This is a cross post from the Litecoin Talk forums which I thought might be worth discussing here, as MinCoin uses the same scrypt hashing algorithm as Litecoin.
The following I am going to quote is posted by a famous bitcoin developer, gmaxwell, he is one of the core bitcoin developers and suggest LTC should change it's proof of work function to avoid ASIC mining.
According to reports scrypt ASICs may soon exist, finally completely eliminating this feature distinguishing Litecoin from Bitcoin— at first LTC was supposed to be CPU only but that failed, then GPU only and thats failing.I never thought much of the goal here, but at least it was a distinction— if, IMO, a kinda dumb one. The thing I like least about alts is the lack of distinction and innovation they frequently suffer, and so being another asic mined coins but with different asics seems like such a waste to me.If the LTC community wanted it could change POW and the practice of being willing to change it would probably be a stronger protection for general purpose hardware than the use of any particularity or set of particular schemes could ever be. Though since (it seems to me) so much of the LTC community is miners the change would have to be to another CPU+GPU friendly one so the existing miners wouldn't be left out.There are a lot of options here— including different POWs already deployed other ALTs or something novel.

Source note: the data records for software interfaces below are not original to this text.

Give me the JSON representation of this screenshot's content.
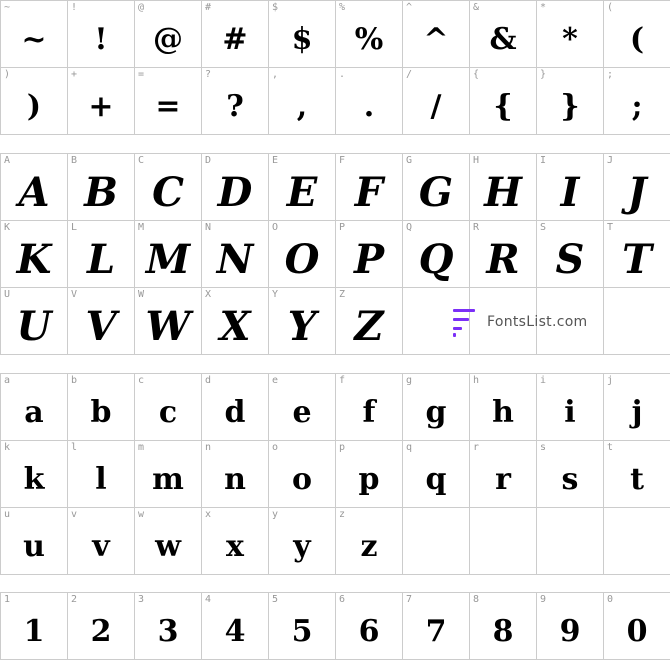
{
  "symbols": [
    {
      "key": "~",
      "glyph": "~"
    },
    {
      "key": "!",
      "glyph": "!"
    },
    {
      "key": "@",
      "glyph": "@"
    },
    {
      "key": "#",
      "glyph": "#"
    },
    {
      "key": "$",
      "glyph": "$"
    },
    {
      "key": "%",
      "glyph": "%"
    },
    {
      "key": "^",
      "glyph": "^"
    },
    {
      "key": "&",
      "glyph": "&"
    },
    {
      "key": "*",
      "glyph": "*"
    },
    {
      "key": "(",
      "glyph": "("
    },
    {
      "key": ")",
      "glyph": ")"
    },
    {
      "key": "+",
      "glyph": "+"
    },
    {
      "key": "=",
      "glyph": "="
    },
    {
      "key": "?",
      "glyph": "?"
    },
    {
      "key": ",",
      "glyph": ","
    },
    {
      "key": ".",
      "glyph": "."
    },
    {
      "key": "/",
      "glyph": "/"
    },
    {
      "key": "{",
      "glyph": "{"
    },
    {
      "key": "}",
      "glyph": "}"
    },
    {
      "key": ";",
      "glyph": ";"
    }
  ],
  "uppercase": [
    {
      "key": "A",
      "glyph": "A"
    },
    {
      "key": "B",
      "glyph": "B"
    },
    {
      "key": "C",
      "glyph": "C"
    },
    {
      "key": "D",
      "glyph": "D"
    },
    {
      "key": "E",
      "glyph": "E"
    },
    {
      "key": "F",
      "glyph": "F"
    },
    {
      "key": "G",
      "glyph": "G"
    },
    {
      "key": "H",
      "glyph": "H"
    },
    {
      "key": "I",
      "glyph": "I"
    },
    {
      "key": "J",
      "glyph": "J"
    },
    {
      "key": "K",
      "glyph": "K"
    },
    {
      "key": "L",
      "glyph": "L"
    },
    {
      "key": "M",
      "glyph": "M"
    },
    {
      "key": "N",
      "glyph": "N"
    },
    {
      "key": "O",
      "glyph": "O"
    },
    {
      "key": "P",
      "glyph": "P"
    },
    {
      "key": "Q",
      "glyph": "Q"
    },
    {
      "key": "R",
      "glyph": "R"
    },
    {
      "key": "S",
      "glyph": "S"
    },
    {
      "key": "T",
      "glyph": "T"
    },
    {
      "key": "U",
      "glyph": "U"
    },
    {
      "key": "V",
      "glyph": "V"
    },
    {
      "key": "W",
      "glyph": "W"
    },
    {
      "key": "X",
      "glyph": "X"
    },
    {
      "key": "Y",
      "glyph": "Y"
    },
    {
      "key": "Z",
      "glyph": "Z"
    }
  ],
  "lowercase": [
    {
      "key": "a",
      "glyph": "a"
    },
    {
      "key": "b",
      "glyph": "b"
    },
    {
      "key": "c",
      "glyph": "c"
    },
    {
      "key": "d",
      "glyph": "d"
    },
    {
      "key": "e",
      "glyph": "e"
    },
    {
      "key": "f",
      "glyph": "f"
    },
    {
      "key": "g",
      "glyph": "g"
    },
    {
      "key": "h",
      "glyph": "h"
    },
    {
      "key": "i",
      "glyph": "i"
    },
    {
      "key": "j",
      "glyph": "j"
    },
    {
      "key": "k",
      "glyph": "k"
    },
    {
      "key": "l",
      "glyph": "l"
    },
    {
      "key": "m",
      "glyph": "m"
    },
    {
      "key": "n",
      "glyph": "n"
    },
    {
      "key": "o",
      "glyph": "o"
    },
    {
      "key": "p",
      "glyph": "p"
    },
    {
      "key": "q",
      "glyph": "q"
    },
    {
      "key": "r",
      "glyph": "r"
    },
    {
      "key": "s",
      "glyph": "s"
    },
    {
      "key": "t",
      "glyph": "t"
    },
    {
      "key": "u",
      "glyph": "u"
    },
    {
      "key": "v",
      "glyph": "v"
    },
    {
      "key": "w",
      "glyph": "w"
    },
    {
      "key": "x",
      "glyph": "x"
    },
    {
      "key": "y",
      "glyph": "y"
    },
    {
      "key": "z",
      "glyph": "z"
    }
  ],
  "numbers": [
    {
      "key": "1",
      "glyph": "1"
    },
    {
      "key": "2",
      "glyph": "2"
    },
    {
      "key": "3",
      "glyph": "3"
    },
    {
      "key": "4",
      "glyph": "4"
    },
    {
      "key": "5",
      "glyph": "5"
    },
    {
      "key": "6",
      "glyph": "6"
    },
    {
      "key": "7",
      "glyph": "7"
    },
    {
      "key": "8",
      "glyph": "8"
    },
    {
      "key": "9",
      "glyph": "9"
    },
    {
      "key": "0",
      "glyph": "0"
    }
  ],
  "brand": {
    "text": "FontsList.com",
    "accent": "#7b2ff7"
  }
}
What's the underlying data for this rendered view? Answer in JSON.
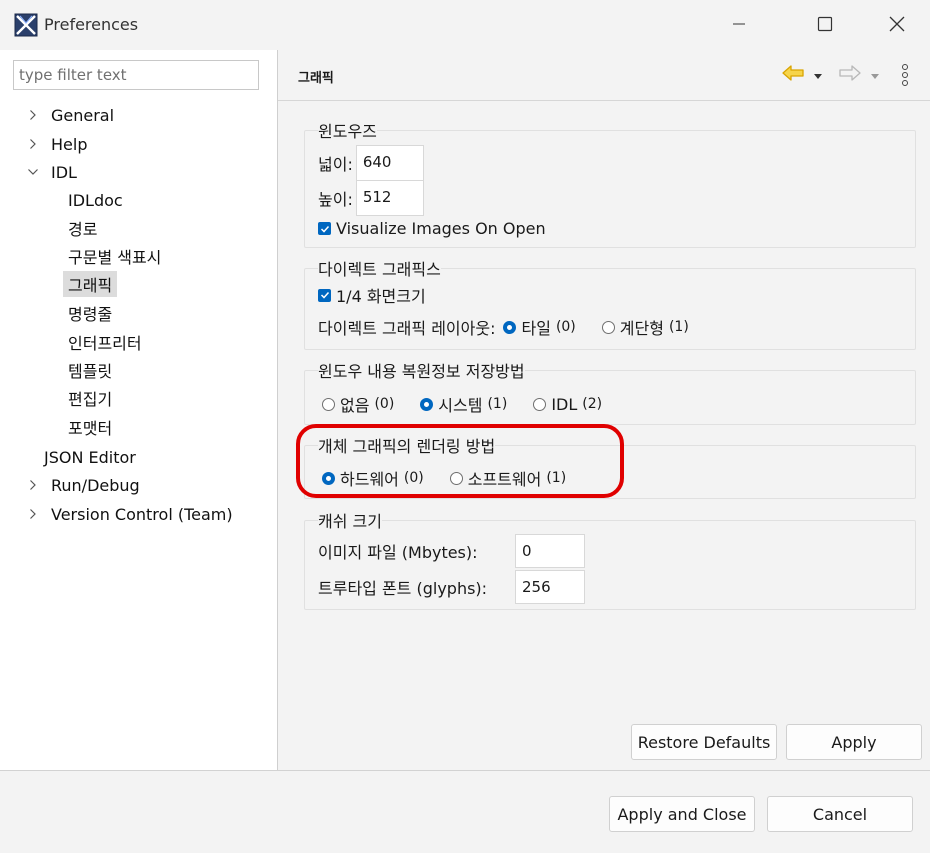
{
  "window": {
    "title": "Preferences"
  },
  "sidebar": {
    "filter_placeholder": "type filter text",
    "items": [
      {
        "label": "General",
        "level": 0,
        "expandable": true,
        "expanded": false
      },
      {
        "label": "Help",
        "level": 0,
        "expandable": true,
        "expanded": false
      },
      {
        "label": "IDL",
        "level": 0,
        "expandable": true,
        "expanded": true
      },
      {
        "label": "IDLdoc",
        "level": 1
      },
      {
        "label": "경로",
        "level": 1
      },
      {
        "label": "구문별 색표시",
        "level": 1
      },
      {
        "label": "그래픽",
        "level": 1,
        "selected": true
      },
      {
        "label": "명령줄",
        "level": 1
      },
      {
        "label": "인터프리터",
        "level": 1
      },
      {
        "label": "템플릿",
        "level": 1
      },
      {
        "label": "편집기",
        "level": 1
      },
      {
        "label": "포맷터",
        "level": 1
      },
      {
        "label": "JSON Editor",
        "level": 0,
        "expandable": false
      },
      {
        "label": "Run/Debug",
        "level": 0,
        "expandable": true,
        "expanded": false
      },
      {
        "label": "Version Control (Team)",
        "level": 0,
        "expandable": true,
        "expanded": false
      }
    ]
  },
  "page": {
    "title": "그래픽",
    "windows": {
      "title": "윈도우즈",
      "width_label": "넓이:",
      "width_value": "640",
      "height_label": "높이:",
      "height_value": "512",
      "visualize_label": "Visualize Images On Open",
      "visualize_checked": true
    },
    "direct": {
      "title": "다이렉트 그래픽스",
      "quarter_label": "1/4 화면크기",
      "quarter_checked": true,
      "layout_label": "다이렉트 그래픽 레이아웃:",
      "opt_tile": "타일",
      "opt_tile_num": "(0)",
      "opt_cascade": "계단형",
      "opt_cascade_num": "(1)"
    },
    "backing": {
      "title": "윈도우 내용 복원정보 저장방법",
      "opt_none": "없음",
      "opt_none_num": "(0)",
      "opt_system": "시스템",
      "opt_system_num": "(1)",
      "opt_idl": "IDL",
      "opt_idl_num": "(2)"
    },
    "rendering": {
      "title": "개체 그래픽의 렌더링 방법",
      "opt_hw": "하드웨어",
      "opt_hw_num": "(0)",
      "opt_sw": "소프트웨어",
      "opt_sw_num": "(1)"
    },
    "cache": {
      "title": "캐쉬 크기",
      "image_label": "이미지 파일 (Mbytes):",
      "image_value": "0",
      "font_label": "트루타입 폰트 (glyphs):",
      "font_value": "256"
    },
    "restore_defaults": "Restore Defaults",
    "apply": "Apply"
  },
  "footer": {
    "apply_close": "Apply and Close",
    "cancel": "Cancel"
  },
  "colors": {
    "accent": "#0067c0",
    "highlight_annotation": "#e00000",
    "selection_bg": "#dcdcdc",
    "nav_arrow": "#d9a400"
  }
}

What got me musing on this subject was the question of: If I threw out an alt that used ECDSA signature validation as its POW would someone write ultra fast GPU code for ECDSA (which would be very useful in helping to scale node performance, even in Bitcoin)?I suspect that if LTC doesn't change POW now that the introduction of fixed function hardware will mean that it never can. Perhaps its already too late, though I don't know: LTC has always advertised itself as being GPUASIC proof, and a violation of that is an outright bug, which arguably should be fixed no different than if it were possible to mine more than 84 million litecoins.Such a change could be made mostly seamlessly— a new version released, and a deadline for upgrade, not too unlike the Bitcoin 0.8 hardfork or the nversion=2 blocks. Existing miners could even use coinbase votes (indicating their ability to support the switch in the blocks they mine) to trigger the change so that it could be done in a way which is assured to not exclude too much of the existing hashrate (though, presumably, using a coinbase vote would fail if there are secretly large asic farms already). Miners would need to upgrade software, but they'd just have to update sometime before the switchover, no tricky synchronization would be required.I wonder what people think of this? Is this the sort of thing that could get near-unanimous consensus in the LTC community?
The short and skinny of the discussion is the potentially negative effect ASICs have on Bitcoin, and the "arms race" they have created. ASICs have put the power into the hands of the rich and powerful, which largely defeats the purpose of crypto-coins. Every day people have lost the currency war when coins can only be mined using incredibly expensive hardware.